# Name for facet of a cone containing all but one edge

Let $$C \subseteq \mathbb R^n$$ be a polyhedral cone, so generated by its edges ($$1$$-dimensional faces) and $$F \subseteq C$$ a facet (codimension $$1$$ face) of it containing every edge except $$e$$. In particular, the map $$F \times e \stackrel{+}{\to} C$$ is an isomorphism of cones.

Is there a name for this property of $$F$$ or $$e$$ (which determine one another)?

Essentially, I regard the edges $$e$$ like this as kind of trivial, and would like to split them off to deal with the difficult part of $$C$$. So maybe one could speak of a “core facet” $$F$$ of $$C$$, and let the “core of $$C$$” be the intersection of the “core facets”. Then the map $$core(C) \times \prod_{\text{core edges }e} e \stackrel{+}{\to} C$$ would be an isomorphism, and $$core(C)$$ would have no core edges.

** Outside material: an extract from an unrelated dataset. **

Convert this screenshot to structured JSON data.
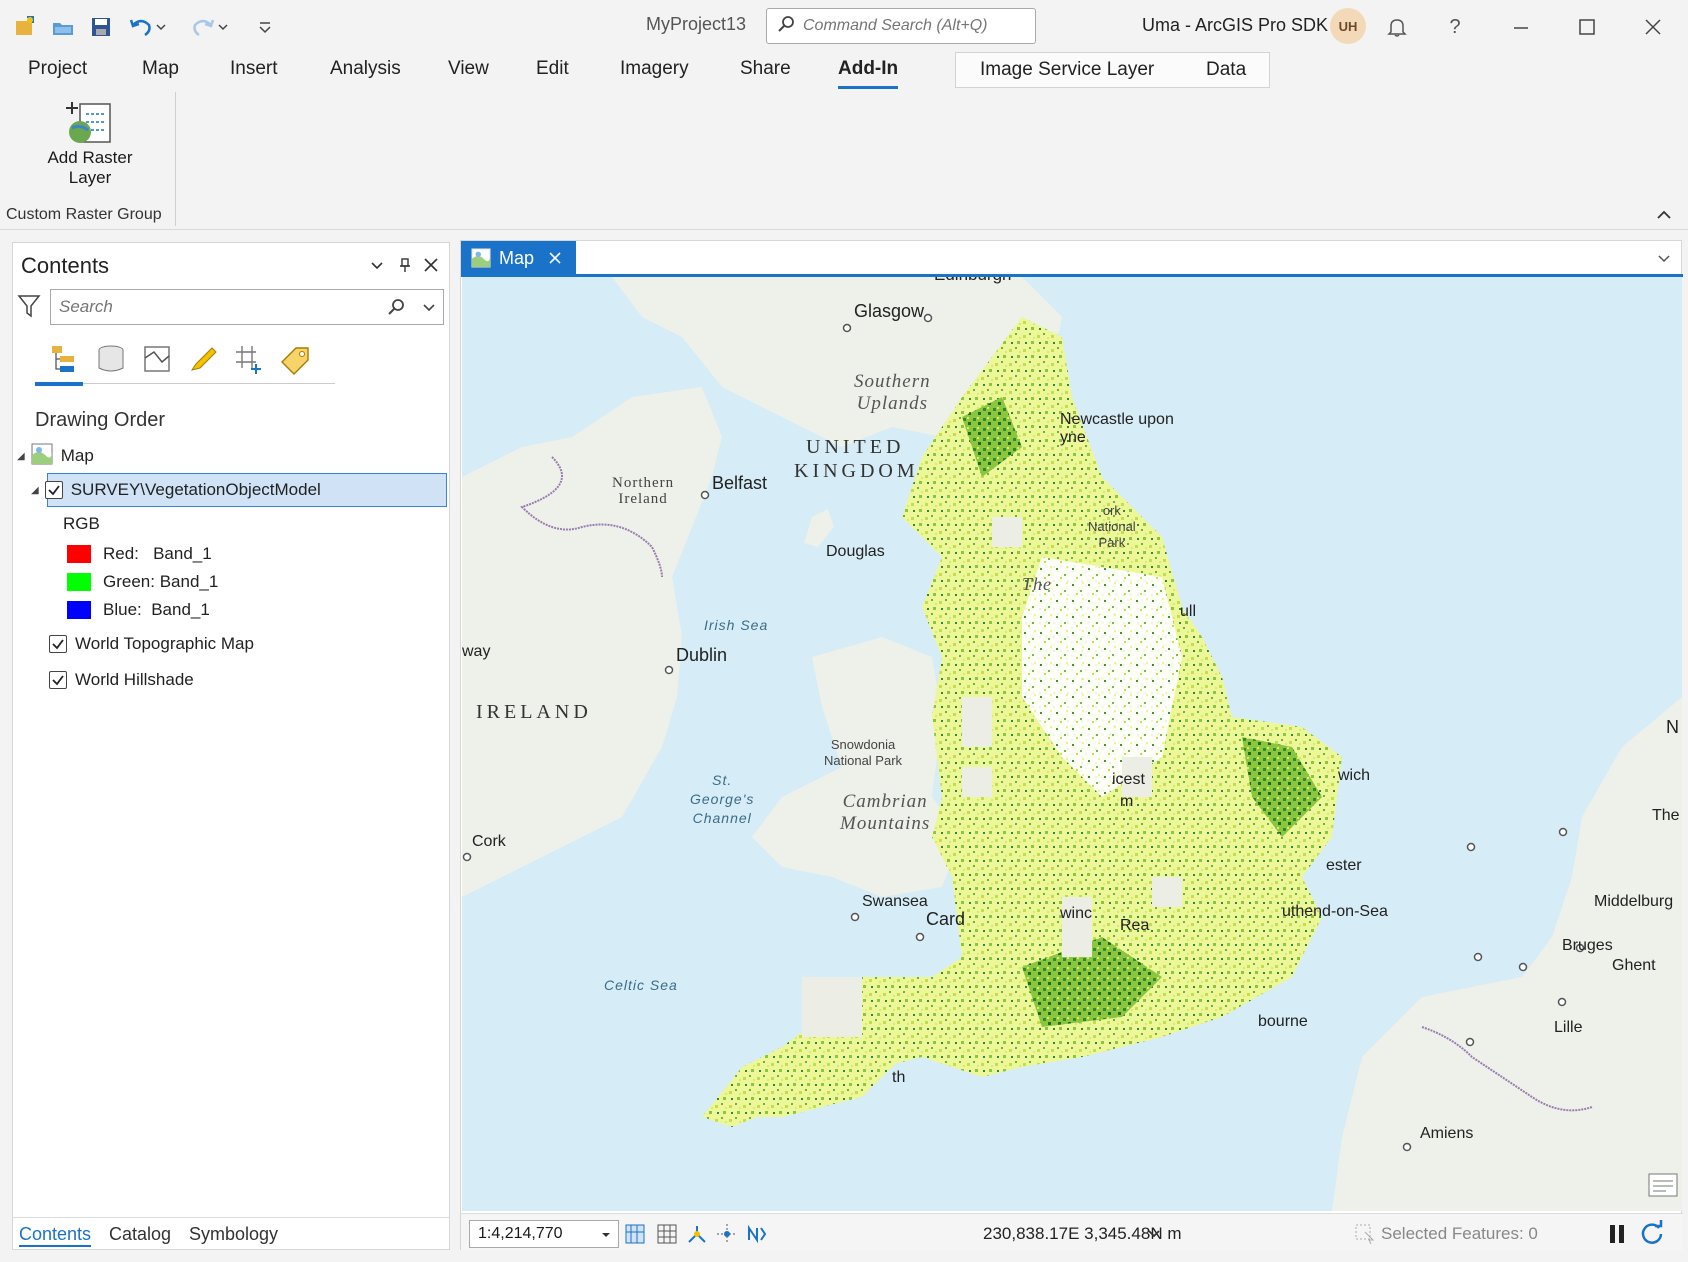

There is a similar, familiar construction in the theory of simplicial complexes, where a “cone vertex” $$v$$ of $$\Delta$$ is one lying in every maximal face. One can safely delete all the cone vertices, and recone on them to reconstruct $$\Delta$$. Obviously one doesn’t want to steal this terminology directly and speak of “cone edges”.